The American Labor Movement: The IWW





An essay by Michael McDowell

One of the most controversial and extreme unions is the Industrial Workers of the World (IWW), also known as the Wobblies. Bill Haywood founded the IWW in June of 1905 during a convention in Chicago which drew hundreds of left wing industrial workers from all over the United States. Haywood’s goals reflected many socialist ideals, in the fact that he wanted to liberate the working class from what he saw as the “slave bondage of capitalism”. He aimed to put the laborers “in control of the machinery of production and distribution”, and do away with upper class management. The IWW set out to create “One Big Union” to which every industrial worker belonged, and discouraged making contracts with employers, as it often did not allow the employee to strike.

One of the IWW’s main ideals is “Direct Action”. “Direct action means industrial action directly by, for, and of the workers themselves, without the treacherous aid of labor misleaders or scheming politicians. A strike that is initiated, controlled, and settled by the workers directly affected is direct action... Direct action is industrial democracy.”

The IWW has been a rather militant group that is viewed by some as courageous, and by others as fanatical. They claim that they will not initiate violence, but will only defend themselves if necessary.

Even though there have been many violent outbursts between the IWW and the authorities throughout the last century, the IWW believed strongly that they would not win a labor battle by taking arms and revolting, but rather by simply striking. Their ideas swept through Europe after the formation of the IWW, and soon new leftist groups were appearing all over the continent.

In Spokane, in 1909, the city passed an ordinance that would stop street meetings. An IWW organizer attempted to speak, and was arrested. Thousands of IWW members congregated in the city, and the authorities filled their jails with over 600 of them. The city could do nothing about the situation but give back the people the right to speak.

Throughout the next few years, many IWW members were arrested for violating free speech laws. Many of them were beaten and killed, but in almost all situations, the first amendment rights were given back.
In Everett in 1916, a firefight took place between members of the IWW on a boat, and two hundred vigilantes rounded up by the sheriff. Many IWW members were killed, and even more injured.

Since then, the IWW has had many problems with opposing groups in America, especially during the McCarthy era.

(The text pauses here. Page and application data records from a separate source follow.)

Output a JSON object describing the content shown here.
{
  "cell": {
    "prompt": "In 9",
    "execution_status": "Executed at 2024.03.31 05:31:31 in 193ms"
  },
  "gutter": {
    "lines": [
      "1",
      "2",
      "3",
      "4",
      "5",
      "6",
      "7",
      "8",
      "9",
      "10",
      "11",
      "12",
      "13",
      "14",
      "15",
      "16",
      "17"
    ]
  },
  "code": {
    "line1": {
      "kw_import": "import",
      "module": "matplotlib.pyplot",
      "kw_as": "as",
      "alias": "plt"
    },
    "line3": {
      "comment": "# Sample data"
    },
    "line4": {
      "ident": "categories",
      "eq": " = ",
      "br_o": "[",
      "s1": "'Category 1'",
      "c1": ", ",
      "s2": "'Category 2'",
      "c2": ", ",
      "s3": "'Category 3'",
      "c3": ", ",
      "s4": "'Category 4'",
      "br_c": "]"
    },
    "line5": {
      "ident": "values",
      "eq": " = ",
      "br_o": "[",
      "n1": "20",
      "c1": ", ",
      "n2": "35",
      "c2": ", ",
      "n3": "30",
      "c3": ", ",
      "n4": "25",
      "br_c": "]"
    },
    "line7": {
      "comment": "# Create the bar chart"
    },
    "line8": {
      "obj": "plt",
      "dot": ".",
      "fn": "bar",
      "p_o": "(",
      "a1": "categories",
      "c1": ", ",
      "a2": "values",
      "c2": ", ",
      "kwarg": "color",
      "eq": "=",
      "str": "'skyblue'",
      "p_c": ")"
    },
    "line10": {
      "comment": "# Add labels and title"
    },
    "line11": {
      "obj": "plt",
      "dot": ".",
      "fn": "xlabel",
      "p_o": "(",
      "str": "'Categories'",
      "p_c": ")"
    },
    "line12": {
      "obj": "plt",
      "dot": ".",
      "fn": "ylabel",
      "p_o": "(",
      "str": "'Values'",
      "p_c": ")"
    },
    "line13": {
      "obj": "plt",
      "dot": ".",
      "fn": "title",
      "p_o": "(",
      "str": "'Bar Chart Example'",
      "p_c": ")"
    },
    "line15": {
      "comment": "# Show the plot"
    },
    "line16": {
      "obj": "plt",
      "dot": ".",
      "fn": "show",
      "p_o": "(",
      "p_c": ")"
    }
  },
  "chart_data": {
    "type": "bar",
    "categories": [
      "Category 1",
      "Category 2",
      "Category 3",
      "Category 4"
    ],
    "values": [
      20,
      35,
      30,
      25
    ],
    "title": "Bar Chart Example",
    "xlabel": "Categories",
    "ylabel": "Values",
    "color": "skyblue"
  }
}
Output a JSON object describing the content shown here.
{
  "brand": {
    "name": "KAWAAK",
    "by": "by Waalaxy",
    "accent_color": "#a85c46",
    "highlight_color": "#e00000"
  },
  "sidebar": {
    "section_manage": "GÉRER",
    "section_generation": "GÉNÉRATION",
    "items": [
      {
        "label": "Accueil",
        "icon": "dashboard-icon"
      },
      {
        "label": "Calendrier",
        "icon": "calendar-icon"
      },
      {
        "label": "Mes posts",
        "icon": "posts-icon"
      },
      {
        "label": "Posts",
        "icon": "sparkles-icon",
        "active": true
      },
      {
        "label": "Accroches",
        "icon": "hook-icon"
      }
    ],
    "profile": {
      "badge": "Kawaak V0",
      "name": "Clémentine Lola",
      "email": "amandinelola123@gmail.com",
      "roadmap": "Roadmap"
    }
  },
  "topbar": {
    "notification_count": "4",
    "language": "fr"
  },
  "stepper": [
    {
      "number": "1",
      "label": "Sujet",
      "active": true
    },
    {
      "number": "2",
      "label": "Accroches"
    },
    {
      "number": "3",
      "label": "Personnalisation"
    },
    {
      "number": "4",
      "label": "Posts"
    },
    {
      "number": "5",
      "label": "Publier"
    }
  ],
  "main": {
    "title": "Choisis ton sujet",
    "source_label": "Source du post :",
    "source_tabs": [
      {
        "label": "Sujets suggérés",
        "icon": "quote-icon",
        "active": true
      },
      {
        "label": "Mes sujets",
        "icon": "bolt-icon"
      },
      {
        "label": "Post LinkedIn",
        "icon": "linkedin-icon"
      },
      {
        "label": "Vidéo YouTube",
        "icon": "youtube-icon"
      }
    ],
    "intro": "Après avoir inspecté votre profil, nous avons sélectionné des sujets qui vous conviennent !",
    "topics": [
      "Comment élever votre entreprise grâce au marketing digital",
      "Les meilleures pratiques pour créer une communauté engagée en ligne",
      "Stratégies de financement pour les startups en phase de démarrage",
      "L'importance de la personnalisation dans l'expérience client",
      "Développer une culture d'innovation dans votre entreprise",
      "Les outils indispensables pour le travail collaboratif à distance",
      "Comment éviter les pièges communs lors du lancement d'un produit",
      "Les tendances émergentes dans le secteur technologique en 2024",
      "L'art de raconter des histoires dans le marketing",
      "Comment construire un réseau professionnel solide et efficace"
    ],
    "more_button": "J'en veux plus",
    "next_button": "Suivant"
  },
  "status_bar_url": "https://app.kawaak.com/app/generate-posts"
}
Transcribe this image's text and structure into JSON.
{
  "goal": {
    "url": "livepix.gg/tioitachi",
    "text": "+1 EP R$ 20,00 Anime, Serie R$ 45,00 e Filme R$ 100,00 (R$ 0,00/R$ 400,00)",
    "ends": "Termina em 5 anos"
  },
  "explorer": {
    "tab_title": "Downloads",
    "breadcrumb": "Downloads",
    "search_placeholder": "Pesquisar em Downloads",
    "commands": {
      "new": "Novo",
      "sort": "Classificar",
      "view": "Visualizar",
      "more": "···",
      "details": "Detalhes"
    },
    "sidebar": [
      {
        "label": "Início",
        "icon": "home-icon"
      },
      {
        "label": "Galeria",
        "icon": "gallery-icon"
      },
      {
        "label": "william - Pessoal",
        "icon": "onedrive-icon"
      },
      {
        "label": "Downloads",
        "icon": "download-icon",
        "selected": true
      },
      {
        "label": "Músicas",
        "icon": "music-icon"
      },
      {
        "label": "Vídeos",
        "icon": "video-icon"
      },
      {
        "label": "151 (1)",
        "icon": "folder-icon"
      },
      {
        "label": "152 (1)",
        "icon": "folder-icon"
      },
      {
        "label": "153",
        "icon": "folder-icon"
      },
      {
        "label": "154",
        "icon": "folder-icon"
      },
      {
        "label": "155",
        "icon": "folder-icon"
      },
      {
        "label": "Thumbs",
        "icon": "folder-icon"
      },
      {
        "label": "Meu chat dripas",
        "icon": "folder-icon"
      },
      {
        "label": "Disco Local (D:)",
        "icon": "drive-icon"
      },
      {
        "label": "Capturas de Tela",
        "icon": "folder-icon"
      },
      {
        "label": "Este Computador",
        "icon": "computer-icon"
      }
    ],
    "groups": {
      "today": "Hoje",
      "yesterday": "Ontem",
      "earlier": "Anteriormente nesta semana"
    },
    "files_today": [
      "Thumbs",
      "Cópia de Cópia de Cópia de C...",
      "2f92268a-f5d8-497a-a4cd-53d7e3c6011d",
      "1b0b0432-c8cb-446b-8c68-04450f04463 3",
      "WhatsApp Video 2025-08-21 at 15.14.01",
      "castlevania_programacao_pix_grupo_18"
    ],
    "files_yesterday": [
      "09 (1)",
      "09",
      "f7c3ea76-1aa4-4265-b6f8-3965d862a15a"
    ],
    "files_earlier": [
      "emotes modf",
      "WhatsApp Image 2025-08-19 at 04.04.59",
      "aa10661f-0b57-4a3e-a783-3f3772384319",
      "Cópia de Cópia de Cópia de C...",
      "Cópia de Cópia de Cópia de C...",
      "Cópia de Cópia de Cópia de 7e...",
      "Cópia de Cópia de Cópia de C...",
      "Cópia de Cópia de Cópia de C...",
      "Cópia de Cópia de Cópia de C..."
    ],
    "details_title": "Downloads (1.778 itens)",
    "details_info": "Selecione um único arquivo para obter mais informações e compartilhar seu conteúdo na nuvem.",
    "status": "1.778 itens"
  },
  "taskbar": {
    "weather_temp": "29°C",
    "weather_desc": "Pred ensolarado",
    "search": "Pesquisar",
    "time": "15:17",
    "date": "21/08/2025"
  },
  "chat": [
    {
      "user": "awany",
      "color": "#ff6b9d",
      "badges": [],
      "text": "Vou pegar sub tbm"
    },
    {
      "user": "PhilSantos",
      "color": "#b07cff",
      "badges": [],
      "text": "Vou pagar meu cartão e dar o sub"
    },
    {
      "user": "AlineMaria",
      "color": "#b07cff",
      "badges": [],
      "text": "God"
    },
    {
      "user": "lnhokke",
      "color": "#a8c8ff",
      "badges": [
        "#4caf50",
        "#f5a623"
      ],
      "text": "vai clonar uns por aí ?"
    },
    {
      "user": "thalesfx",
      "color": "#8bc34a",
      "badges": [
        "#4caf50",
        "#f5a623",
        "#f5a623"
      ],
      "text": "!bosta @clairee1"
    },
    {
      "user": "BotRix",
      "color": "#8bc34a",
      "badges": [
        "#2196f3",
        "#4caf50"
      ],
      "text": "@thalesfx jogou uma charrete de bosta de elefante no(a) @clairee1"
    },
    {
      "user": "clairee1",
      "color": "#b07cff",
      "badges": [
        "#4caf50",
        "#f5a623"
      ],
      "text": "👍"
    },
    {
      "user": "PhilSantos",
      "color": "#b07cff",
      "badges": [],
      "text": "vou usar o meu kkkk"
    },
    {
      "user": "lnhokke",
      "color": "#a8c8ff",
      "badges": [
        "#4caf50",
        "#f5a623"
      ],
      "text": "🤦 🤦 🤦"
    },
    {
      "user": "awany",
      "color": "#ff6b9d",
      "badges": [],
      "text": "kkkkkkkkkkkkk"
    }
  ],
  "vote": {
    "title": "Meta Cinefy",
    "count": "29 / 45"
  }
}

They had defeats and successes, but now the IWW ranks grow, and although aren’t as well known as they once were, they still have the potential to bring about change.